_Work to complete_
Within the entries below, find the lines that hold "calendar" and report only how many there are.

Source data START

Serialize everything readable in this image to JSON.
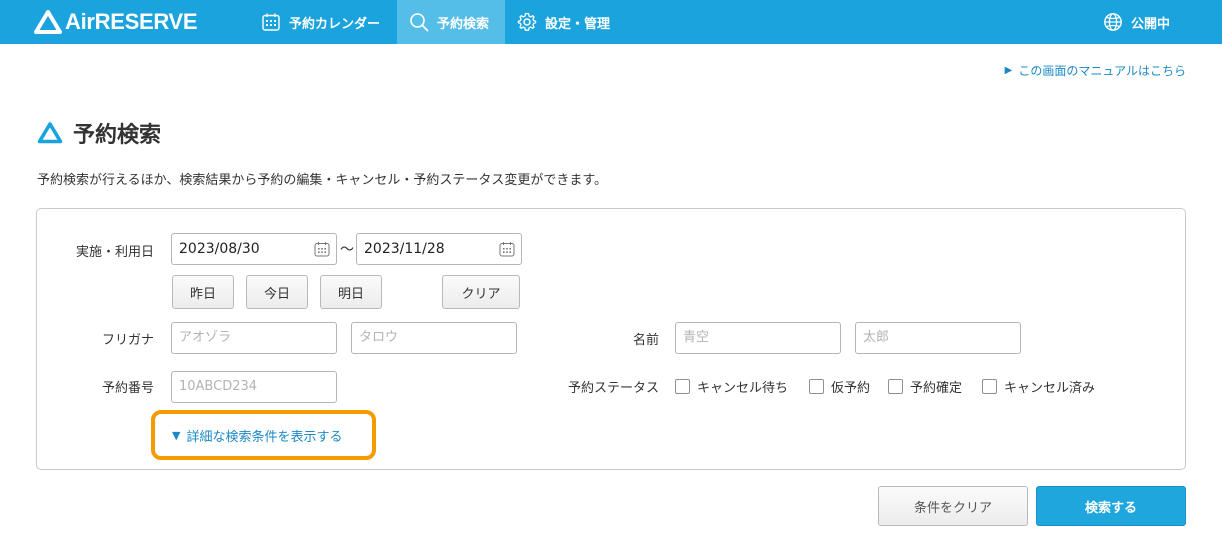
{
  "header": {
    "logo_text": "AirRESERVE",
    "nav": {
      "calendar": "予約カレンダー",
      "search": "予約検索",
      "settings": "設定・管理",
      "public": "公開中"
    }
  },
  "manual_link": "この画面のマニュアルはこちら",
  "page": {
    "title": "予約検索",
    "description": "予約検索が行えるほか、検索結果から予約の編集・キャンセル・予約ステータス変更ができます。"
  },
  "form": {
    "date_label": "実施・利用日",
    "date_from": "2023/08/30",
    "date_to": "2023/11/28",
    "tilde": "〜",
    "date_buttons": {
      "yesterday": "昨日",
      "today": "今日",
      "tomorrow": "明日",
      "clear": "クリア"
    },
    "furigana_label": "フリガナ",
    "furigana_last_placeholder": "アオゾラ",
    "furigana_first_placeholder": "タロウ",
    "name_label": "名前",
    "name_last_placeholder": "青空",
    "name_first_placeholder": "太郎",
    "reservation_number_label": "予約番号",
    "reservation_number_placeholder": "10ABCD234",
    "status_label": "予約ステータス",
    "status_options": [
      "キャンセル待ち",
      "仮予約",
      "予約確定",
      "キャンセル済み"
    ],
    "advanced_toggle": "詳細な検索条件を表示する"
  },
  "actions": {
    "clear": "条件をクリア",
    "search": "検索する"
  },
  "colors": {
    "header_bg": "#1aa3dc",
    "accent": "#1aa3dc",
    "highlight": "#f59b00"
  }
}
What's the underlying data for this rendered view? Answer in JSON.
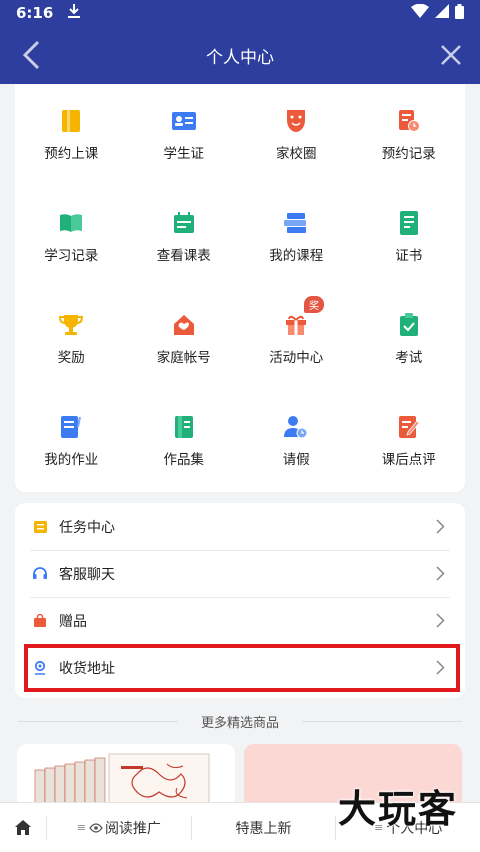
{
  "status": {
    "time": "6:16"
  },
  "nav": {
    "title": "个人中心"
  },
  "grid": [
    {
      "label": "预约上课",
      "icon": "book-icon"
    },
    {
      "label": "学生证",
      "icon": "id-card-icon"
    },
    {
      "label": "家校圈",
      "icon": "mask-icon"
    },
    {
      "label": "预约记录",
      "icon": "clock-doc-icon"
    },
    {
      "label": "学习记录",
      "icon": "open-book-icon"
    },
    {
      "label": "查看课表",
      "icon": "calendar-icon"
    },
    {
      "label": "我的课程",
      "icon": "books-stack-icon"
    },
    {
      "label": "证书",
      "icon": "certificate-icon"
    },
    {
      "label": "奖励",
      "icon": "trophy-icon"
    },
    {
      "label": "家庭帐号",
      "icon": "house-icon"
    },
    {
      "label": "活动中心",
      "icon": "gift-icon",
      "badge": "奖"
    },
    {
      "label": "考试",
      "icon": "clipboard-check-icon"
    },
    {
      "label": "我的作业",
      "icon": "homework-icon"
    },
    {
      "label": "作品集",
      "icon": "portfolio-icon"
    },
    {
      "label": "请假",
      "icon": "person-clock-icon"
    },
    {
      "label": "课后点评",
      "icon": "edit-doc-icon"
    }
  ],
  "list": [
    {
      "label": "任务中心",
      "icon": "task-icon"
    },
    {
      "label": "客服聊天",
      "icon": "headset-icon"
    },
    {
      "label": "赠品",
      "icon": "bag-icon"
    },
    {
      "label": "收货地址",
      "icon": "location-icon"
    }
  ],
  "section": {
    "title": "更多精选商品"
  },
  "tabs": {
    "read": "阅读推广",
    "sale": "特惠上新",
    "me": "个人中心"
  },
  "watermark": "大玩客",
  "colors": {
    "header": "#2d3e9e",
    "highlight": "#e0191c"
  }
}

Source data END

_Result of the exercise_
2